The answer must consist of every line below that holds the word "Ajuste".

++++ DATASET EXTRACT

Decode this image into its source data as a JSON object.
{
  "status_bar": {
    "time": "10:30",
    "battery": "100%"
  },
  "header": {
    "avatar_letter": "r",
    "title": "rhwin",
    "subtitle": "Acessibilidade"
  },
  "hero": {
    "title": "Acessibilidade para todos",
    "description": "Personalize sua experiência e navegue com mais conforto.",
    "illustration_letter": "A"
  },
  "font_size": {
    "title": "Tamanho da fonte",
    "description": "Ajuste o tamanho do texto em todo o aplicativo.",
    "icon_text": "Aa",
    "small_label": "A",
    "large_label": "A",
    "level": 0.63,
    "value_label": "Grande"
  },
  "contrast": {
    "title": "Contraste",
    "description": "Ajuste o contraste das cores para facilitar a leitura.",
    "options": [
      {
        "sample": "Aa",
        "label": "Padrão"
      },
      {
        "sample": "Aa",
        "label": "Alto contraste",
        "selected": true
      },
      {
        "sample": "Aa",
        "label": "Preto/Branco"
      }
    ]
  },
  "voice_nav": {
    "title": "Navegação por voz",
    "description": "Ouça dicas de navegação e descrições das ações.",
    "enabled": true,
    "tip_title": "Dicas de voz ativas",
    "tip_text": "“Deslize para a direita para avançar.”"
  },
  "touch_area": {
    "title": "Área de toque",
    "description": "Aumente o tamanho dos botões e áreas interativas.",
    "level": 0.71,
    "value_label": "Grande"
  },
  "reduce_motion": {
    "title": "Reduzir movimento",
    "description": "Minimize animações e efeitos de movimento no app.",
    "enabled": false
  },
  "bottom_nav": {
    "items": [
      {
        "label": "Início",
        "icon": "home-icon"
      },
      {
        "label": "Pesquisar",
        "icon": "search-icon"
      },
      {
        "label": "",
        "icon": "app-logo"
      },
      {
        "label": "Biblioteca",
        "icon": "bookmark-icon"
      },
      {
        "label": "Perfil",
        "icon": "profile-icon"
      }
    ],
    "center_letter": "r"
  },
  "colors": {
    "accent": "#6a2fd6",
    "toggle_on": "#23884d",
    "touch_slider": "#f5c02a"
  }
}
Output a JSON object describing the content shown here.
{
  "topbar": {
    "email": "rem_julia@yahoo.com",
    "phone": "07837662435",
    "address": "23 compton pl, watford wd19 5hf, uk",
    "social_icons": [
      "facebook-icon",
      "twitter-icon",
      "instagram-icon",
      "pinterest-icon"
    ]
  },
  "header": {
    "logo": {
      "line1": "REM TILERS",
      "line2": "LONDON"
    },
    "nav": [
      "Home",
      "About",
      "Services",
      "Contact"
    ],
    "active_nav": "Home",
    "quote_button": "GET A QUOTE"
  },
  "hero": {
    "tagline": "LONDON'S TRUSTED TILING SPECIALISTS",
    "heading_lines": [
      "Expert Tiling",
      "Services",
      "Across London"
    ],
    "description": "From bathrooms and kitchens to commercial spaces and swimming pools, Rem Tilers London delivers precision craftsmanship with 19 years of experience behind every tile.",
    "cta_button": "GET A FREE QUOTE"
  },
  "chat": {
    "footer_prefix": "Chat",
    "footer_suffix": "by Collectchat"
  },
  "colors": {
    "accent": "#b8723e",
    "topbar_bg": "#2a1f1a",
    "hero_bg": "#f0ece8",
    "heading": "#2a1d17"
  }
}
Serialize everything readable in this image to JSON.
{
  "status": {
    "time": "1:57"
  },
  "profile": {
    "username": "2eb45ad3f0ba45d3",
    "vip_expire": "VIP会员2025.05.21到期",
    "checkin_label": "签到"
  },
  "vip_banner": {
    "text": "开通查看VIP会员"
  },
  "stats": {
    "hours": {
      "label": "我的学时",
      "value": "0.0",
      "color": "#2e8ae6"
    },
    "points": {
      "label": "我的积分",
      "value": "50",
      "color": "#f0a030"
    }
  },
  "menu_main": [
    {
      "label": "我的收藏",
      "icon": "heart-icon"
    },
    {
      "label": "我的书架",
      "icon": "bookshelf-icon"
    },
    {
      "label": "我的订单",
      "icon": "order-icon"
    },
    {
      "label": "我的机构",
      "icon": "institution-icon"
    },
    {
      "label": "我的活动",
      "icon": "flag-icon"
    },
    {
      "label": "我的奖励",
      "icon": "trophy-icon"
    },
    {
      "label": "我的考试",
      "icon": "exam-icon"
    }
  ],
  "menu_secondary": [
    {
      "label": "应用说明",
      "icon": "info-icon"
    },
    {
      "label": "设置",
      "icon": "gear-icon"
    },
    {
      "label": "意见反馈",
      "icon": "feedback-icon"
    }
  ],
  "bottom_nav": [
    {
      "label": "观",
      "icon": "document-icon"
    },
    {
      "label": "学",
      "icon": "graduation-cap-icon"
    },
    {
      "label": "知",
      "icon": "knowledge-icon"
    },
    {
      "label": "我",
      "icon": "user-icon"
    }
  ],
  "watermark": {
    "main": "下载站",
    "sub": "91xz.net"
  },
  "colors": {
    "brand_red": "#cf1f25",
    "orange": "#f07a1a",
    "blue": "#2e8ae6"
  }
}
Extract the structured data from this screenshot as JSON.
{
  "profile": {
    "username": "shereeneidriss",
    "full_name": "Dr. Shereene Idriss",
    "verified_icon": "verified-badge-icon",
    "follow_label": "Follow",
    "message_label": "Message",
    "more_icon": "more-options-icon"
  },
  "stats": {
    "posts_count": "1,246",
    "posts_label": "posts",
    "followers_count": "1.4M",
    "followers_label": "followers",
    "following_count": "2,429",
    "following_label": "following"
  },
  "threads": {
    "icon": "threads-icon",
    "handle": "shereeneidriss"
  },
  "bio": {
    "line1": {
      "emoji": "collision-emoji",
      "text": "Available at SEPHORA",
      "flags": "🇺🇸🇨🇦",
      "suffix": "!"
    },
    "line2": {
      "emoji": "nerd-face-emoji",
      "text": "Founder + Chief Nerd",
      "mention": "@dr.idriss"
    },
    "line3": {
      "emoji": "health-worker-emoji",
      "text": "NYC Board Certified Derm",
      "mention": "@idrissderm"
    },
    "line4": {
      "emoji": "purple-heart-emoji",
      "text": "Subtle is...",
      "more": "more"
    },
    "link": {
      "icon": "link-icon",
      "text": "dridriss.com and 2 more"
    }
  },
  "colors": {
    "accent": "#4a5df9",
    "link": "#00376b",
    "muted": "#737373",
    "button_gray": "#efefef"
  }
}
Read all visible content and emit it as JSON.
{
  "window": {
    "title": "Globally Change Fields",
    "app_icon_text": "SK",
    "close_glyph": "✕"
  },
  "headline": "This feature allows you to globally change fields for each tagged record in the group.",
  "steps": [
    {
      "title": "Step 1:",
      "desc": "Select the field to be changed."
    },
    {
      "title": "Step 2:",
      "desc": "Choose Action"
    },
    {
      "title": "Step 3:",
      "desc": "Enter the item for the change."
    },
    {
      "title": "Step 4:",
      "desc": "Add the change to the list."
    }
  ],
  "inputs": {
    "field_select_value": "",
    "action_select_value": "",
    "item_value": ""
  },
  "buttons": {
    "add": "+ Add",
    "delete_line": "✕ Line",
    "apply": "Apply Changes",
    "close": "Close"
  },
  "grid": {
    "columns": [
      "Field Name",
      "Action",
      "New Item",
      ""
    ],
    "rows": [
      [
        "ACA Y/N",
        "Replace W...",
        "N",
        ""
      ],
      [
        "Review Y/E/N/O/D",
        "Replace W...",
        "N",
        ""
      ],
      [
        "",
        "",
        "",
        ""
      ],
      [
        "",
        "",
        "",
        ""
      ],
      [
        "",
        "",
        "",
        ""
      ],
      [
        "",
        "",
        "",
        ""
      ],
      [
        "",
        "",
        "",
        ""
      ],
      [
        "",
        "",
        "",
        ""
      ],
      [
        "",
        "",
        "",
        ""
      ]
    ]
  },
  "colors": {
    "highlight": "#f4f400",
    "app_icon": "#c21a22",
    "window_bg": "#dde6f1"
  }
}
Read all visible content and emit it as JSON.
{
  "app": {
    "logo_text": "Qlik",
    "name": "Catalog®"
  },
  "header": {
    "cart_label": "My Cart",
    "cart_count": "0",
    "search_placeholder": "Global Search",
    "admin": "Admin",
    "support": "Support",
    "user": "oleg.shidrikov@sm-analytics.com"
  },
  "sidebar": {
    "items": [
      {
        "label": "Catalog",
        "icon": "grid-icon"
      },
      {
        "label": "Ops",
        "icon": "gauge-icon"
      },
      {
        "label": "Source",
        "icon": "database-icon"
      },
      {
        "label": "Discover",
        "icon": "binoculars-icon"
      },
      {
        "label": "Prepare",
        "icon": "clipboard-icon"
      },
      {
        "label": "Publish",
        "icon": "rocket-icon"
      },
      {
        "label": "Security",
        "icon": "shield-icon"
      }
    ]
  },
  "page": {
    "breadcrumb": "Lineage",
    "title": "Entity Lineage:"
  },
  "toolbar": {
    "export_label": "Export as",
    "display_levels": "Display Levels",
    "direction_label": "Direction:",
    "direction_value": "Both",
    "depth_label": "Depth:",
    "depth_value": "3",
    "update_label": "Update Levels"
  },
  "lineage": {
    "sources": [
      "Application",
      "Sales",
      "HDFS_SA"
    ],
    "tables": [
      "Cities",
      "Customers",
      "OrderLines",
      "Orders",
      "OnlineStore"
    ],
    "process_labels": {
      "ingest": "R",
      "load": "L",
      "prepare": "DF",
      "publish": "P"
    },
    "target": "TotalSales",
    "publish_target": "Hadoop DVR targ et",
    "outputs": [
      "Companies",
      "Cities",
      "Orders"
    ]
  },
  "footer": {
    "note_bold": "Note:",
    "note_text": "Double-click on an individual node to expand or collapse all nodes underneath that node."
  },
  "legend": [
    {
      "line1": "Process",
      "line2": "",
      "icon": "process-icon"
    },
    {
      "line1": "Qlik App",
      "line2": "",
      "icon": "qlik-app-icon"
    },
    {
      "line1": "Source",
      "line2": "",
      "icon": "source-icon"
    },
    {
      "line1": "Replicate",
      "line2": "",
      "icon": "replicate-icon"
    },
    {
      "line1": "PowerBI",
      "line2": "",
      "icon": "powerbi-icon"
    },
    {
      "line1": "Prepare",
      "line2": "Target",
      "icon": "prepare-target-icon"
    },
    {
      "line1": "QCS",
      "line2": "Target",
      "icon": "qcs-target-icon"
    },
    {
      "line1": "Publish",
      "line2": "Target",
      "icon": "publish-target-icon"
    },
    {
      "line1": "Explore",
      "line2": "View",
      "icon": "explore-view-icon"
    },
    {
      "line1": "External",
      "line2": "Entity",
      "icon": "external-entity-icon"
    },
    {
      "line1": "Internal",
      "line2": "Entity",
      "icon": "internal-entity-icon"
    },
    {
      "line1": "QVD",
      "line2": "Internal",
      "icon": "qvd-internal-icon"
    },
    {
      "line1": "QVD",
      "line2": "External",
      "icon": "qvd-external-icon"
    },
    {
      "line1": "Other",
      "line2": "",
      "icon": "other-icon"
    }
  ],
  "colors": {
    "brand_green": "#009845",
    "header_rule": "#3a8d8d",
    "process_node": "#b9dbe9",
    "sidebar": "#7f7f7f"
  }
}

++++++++

● **EXERCISE ANSWER**:
    "description": "Ajuste o tamanho do texto em todo o aplicativo.",
    "description": "Ajuste o contraste das cores para facilitar a leitura.",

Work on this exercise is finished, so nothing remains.